"Can't help it. We're short-handed."
"There's a continuity for the symphony, of course?"
"If we can get Mr. Rodriguez to write one. But he's not here."
"He's never here, the snake."
Mr. Wilson is next.
"Don, you'll have to read up on Einstein. We're broadcasting a banquet tonight from the University Club. He's going to speak, and you'll have to ad lib for some time."
"Holy cats! Einstein? How can I? I can't even understand my stub-book."
"Well, read up on him. The banquet starts at seven."
"But I've been working since three this morning!"
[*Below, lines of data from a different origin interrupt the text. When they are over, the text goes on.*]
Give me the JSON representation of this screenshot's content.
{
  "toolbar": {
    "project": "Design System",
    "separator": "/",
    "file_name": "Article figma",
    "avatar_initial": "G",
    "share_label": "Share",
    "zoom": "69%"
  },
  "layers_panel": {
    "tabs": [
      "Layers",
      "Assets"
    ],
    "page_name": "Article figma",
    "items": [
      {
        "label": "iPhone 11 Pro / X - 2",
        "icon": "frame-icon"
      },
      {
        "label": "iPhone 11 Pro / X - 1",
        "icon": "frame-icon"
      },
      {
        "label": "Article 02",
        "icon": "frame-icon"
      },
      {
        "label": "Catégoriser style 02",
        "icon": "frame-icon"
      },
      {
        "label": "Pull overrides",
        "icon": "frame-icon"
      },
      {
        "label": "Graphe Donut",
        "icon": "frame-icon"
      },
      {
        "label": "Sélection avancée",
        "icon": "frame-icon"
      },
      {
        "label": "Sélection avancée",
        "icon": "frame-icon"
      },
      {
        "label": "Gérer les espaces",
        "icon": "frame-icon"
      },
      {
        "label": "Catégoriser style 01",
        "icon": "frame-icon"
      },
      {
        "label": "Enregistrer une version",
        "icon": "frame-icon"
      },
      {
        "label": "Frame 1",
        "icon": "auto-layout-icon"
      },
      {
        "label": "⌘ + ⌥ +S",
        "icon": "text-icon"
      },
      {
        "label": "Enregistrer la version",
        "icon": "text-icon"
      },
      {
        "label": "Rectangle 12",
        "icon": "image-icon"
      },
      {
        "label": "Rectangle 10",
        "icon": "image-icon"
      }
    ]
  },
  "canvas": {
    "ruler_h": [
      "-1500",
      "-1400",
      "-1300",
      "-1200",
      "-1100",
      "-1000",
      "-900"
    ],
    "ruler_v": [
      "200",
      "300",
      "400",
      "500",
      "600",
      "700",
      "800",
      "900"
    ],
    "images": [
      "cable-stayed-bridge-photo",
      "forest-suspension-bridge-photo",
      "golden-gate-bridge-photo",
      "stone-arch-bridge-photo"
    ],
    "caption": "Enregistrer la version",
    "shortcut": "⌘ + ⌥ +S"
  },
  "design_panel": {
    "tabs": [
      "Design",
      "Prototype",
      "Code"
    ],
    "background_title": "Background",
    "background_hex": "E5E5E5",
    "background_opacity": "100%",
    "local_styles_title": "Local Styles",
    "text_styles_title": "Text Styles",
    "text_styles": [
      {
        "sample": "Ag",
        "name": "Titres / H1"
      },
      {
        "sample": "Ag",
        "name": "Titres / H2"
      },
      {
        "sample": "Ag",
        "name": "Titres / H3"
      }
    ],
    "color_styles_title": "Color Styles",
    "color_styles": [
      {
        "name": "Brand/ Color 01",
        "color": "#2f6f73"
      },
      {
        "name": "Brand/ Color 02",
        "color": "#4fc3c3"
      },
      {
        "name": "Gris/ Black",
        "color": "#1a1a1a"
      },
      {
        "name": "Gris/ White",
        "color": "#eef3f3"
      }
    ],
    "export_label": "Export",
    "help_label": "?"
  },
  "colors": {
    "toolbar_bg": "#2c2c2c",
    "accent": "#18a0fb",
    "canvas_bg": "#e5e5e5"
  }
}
"Can't help it. We're short-handed."
"Can't Mr. Rodriguez write something about Einstein?"
"He's not here."
"Is he ever here?"
Mr. Rodriguez is miraculously found, and persuaded by guileful flattery to write material for both symphony and Einstein. So he prepares some acceptable and non-commital phrasery about the Coriolan overture and the shifting of the infra-red rays. But no mention is made of the infra-red rays at the banquet and the symphony conductor decides at the last minute to play the Egmont overture.
The announcers, both in a state of nervous collapse, are compelled to extemporize. Being gentlemen of infinite resource and sagacity, however, they acquit themselves nobly.
So, in spite of the exhausting requirements of the day, of which the above is only a partial picture, they both leave the studios at midnight, conscious of duty well performed. As they pass out of the elevator, they hear two orchestral players lamenting their own fate.
"My Gawd, Bill—what a life! Rehearsing since nine this morning. And then getting bawled out because that damn' tenor can't count up to four. And then missing supper!"
"I know. 'S tough. I often wish I was an announcer. Nothing to do but sit on your shoulder-blades all day long reading magazines and once in a while wake up to say, 'This is KECA, Earle C. Anthony, Inc., distributor in California of Packard motor cars.' O boy, what a life!"